→ Task objective: Your answer should consist of each line from the data below that contains "screenshot".

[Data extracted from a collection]
::::

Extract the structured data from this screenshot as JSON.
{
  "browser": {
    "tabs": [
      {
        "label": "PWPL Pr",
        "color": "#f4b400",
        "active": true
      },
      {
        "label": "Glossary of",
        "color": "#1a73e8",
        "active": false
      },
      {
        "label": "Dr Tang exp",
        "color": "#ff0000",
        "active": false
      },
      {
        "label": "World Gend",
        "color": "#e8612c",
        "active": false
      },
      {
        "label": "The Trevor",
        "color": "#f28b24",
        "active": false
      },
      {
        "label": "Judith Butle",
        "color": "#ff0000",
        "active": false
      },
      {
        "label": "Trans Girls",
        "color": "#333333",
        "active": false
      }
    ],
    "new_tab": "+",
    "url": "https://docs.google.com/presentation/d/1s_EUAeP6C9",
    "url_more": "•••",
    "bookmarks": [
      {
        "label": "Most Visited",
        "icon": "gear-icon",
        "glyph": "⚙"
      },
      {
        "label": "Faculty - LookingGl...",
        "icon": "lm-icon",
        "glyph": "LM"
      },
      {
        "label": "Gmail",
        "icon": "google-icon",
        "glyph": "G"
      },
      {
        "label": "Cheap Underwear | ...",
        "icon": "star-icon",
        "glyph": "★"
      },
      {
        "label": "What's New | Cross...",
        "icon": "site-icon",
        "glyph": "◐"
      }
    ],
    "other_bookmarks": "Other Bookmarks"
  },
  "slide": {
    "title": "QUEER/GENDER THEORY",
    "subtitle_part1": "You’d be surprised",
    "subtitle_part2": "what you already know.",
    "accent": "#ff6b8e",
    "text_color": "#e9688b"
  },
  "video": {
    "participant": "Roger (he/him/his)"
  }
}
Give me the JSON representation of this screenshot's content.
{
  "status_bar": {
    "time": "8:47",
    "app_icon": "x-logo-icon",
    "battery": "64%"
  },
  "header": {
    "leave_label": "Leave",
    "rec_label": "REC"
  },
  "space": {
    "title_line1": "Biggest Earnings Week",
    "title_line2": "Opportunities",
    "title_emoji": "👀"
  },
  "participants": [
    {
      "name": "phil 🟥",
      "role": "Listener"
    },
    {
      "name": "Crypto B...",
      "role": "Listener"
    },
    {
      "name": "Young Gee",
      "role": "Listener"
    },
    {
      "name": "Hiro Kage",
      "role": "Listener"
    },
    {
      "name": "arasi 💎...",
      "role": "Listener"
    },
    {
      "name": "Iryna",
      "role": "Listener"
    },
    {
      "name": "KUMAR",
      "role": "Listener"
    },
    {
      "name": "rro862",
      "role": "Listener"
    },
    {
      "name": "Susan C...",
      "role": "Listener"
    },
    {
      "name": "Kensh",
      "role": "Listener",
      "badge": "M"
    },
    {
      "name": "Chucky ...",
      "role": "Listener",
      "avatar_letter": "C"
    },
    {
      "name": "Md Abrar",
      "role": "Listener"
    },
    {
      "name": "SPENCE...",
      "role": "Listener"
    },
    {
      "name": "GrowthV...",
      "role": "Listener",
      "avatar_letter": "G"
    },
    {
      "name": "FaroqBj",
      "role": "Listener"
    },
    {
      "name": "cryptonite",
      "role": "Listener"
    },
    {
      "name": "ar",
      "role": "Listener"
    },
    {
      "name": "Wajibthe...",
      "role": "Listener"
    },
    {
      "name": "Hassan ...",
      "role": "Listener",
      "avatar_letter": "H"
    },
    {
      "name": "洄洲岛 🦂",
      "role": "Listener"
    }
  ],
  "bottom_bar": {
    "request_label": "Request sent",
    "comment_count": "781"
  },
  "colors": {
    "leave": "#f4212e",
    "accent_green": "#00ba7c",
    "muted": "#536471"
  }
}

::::

→ The completed task:
Extract the structured data from this screenshot as JSON.
Give me the JSON representation of this screenshot's content.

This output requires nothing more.